The task:
Working from the entries that follow, retype each one without any alteration.

========================================================================

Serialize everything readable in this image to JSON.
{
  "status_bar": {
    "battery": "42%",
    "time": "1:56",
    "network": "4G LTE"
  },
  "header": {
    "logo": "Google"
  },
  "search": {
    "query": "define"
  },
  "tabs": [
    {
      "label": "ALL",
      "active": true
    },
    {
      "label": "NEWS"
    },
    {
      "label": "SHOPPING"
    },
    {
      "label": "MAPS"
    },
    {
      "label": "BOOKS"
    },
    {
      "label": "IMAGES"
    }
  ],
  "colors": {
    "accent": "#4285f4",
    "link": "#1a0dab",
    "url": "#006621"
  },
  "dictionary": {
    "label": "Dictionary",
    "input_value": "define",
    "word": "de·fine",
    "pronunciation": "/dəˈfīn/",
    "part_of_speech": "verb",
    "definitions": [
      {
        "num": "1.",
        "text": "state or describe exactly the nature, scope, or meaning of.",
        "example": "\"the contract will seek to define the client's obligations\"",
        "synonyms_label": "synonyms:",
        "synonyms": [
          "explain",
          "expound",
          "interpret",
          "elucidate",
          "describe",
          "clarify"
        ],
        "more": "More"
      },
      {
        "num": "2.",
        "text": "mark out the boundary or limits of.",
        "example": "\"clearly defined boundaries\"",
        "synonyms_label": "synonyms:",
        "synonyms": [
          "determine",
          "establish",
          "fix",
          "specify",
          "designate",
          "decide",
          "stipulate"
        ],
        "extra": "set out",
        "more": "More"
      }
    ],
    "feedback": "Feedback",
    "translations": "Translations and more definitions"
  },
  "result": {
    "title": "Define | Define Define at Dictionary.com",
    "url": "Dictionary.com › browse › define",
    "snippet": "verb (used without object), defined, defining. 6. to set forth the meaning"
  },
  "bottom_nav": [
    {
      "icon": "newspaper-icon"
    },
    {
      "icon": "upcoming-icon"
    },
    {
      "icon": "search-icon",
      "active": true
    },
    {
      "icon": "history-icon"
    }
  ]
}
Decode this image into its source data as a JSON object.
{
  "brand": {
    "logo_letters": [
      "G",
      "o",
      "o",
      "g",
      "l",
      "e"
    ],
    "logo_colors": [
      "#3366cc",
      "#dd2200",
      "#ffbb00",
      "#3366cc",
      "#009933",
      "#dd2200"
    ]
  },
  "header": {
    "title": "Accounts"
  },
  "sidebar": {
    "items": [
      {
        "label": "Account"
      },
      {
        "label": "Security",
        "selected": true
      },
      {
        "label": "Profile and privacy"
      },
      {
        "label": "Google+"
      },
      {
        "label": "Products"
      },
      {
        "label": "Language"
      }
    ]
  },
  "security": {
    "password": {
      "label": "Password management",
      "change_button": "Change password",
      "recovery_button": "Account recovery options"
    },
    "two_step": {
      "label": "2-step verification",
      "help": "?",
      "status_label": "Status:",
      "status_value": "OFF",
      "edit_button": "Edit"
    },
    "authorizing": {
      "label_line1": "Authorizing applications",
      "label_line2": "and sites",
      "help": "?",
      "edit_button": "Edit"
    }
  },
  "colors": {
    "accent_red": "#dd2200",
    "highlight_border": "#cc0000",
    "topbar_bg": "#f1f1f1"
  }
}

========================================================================

Answer below:
Serialize everything readable in this image to JSON.
{
  "status_bar": {
    "battery": "42%",
    "time": "1:56",
    "network": "4G LTE"
  },
  "header": {
    "logo": "Google"
  },
  "search": {
    "query": "define"
  },
  "tabs": [
    {
      "label": "ALL",
      "active": true
    },
    {
      "label": "NEWS"
    },
    {
      "label": "SHOPPING"
    },
    {
      "label": "MAPS"
    },
    {
      "label": "BOOKS"
    },
    {
      "label": "IMAGES"
    }
  ],
  "colors": {
    "accent": "#4285f4",
    "link": "#1a0dab",
    "url": "#006621"
  },
  "dictionary": {
    "label": "Dictionary",
    "input_value": "define",
    "word": "de·fine",
    "pronunciation": "/dəˈfīn/",
    "part_of_speech": "verb",
    "definitions": [
      {
        "num": "1.",
        "text": "state or describe exactly the nature, scope, or meaning of.",
        "example": "\"the contract will seek to define the client's obligations\"",
        "synonyms_label": "synonyms:",
        "synonyms": [
          "explain",
          "expound",
          "interpret",
          "elucidate",
          "describe",
          "clarify"
        ],
        "more": "More"
      },
      {
        "num": "2.",
        "text": "mark out the boundary or limits of.",
        "example": "\"clearly defined boundaries\"",
        "synonyms_label": "synonyms:",
        "synonyms": [
          "determine",
          "establish",
          "fix",
          "specify",
          "designate",
          "decide",
          "stipulate"
        ],
        "extra": "set out",
        "more": "More"
      }
    ],
    "feedback": "Feedback",
    "translations": "Translations and more definitions"
  },
  "result": {
    "title": "Define | Define Define at Dictionary.com",
    "url": "Dictionary.com › browse › define",
    "snippet": "verb (used without object), defined, defining. 6. to set forth the meaning"
  },
  "bottom_nav": [
    {
      "icon": "newspaper-icon"
    },
    {
      "icon": "upcoming-icon"
    },
    {
      "icon": "search-icon",
      "active": true
    },
    {
      "icon": "history-icon"
    }
  ]
}
Decode this image into its source data as a JSON object.
{
  "brand": {
    "logo_letters": [
      "G",
      "o",
      "o",
      "g",
      "l",
      "e"
    ],
    "logo_colors": [
      "#3366cc",
      "#dd2200",
      "#ffbb00",
      "#3366cc",
      "#009933",
      "#dd2200"
    ]
  },
  "header": {
    "title": "Accounts"
  },
  "sidebar": {
    "items": [
      {
        "label": "Account"
      },
      {
        "label": "Security",
        "selected": true
      },
      {
        "label": "Profile and privacy"
      },
      {
        "label": "Google+"
      },
      {
        "label": "Products"
      },
      {
        "label": "Language"
      }
    ]
  },
  "security": {
    "password": {
      "label": "Password management",
      "change_button": "Change password",
      "recovery_button": "Account recovery options"
    },
    "two_step": {
      "label": "2-step verification",
      "help": "?",
      "status_label": "Status:",
      "status_value": "OFF",
      "edit_button": "Edit"
    },
    "authorizing": {
      "label_line1": "Authorizing applications",
      "label_line2": "and sites",
      "help": "?",
      "edit_button": "Edit"
    }
  },
  "colors": {
    "accent_red": "#dd2200",
    "highlight_border": "#cc0000",
    "topbar_bg": "#f1f1f1"
  }
}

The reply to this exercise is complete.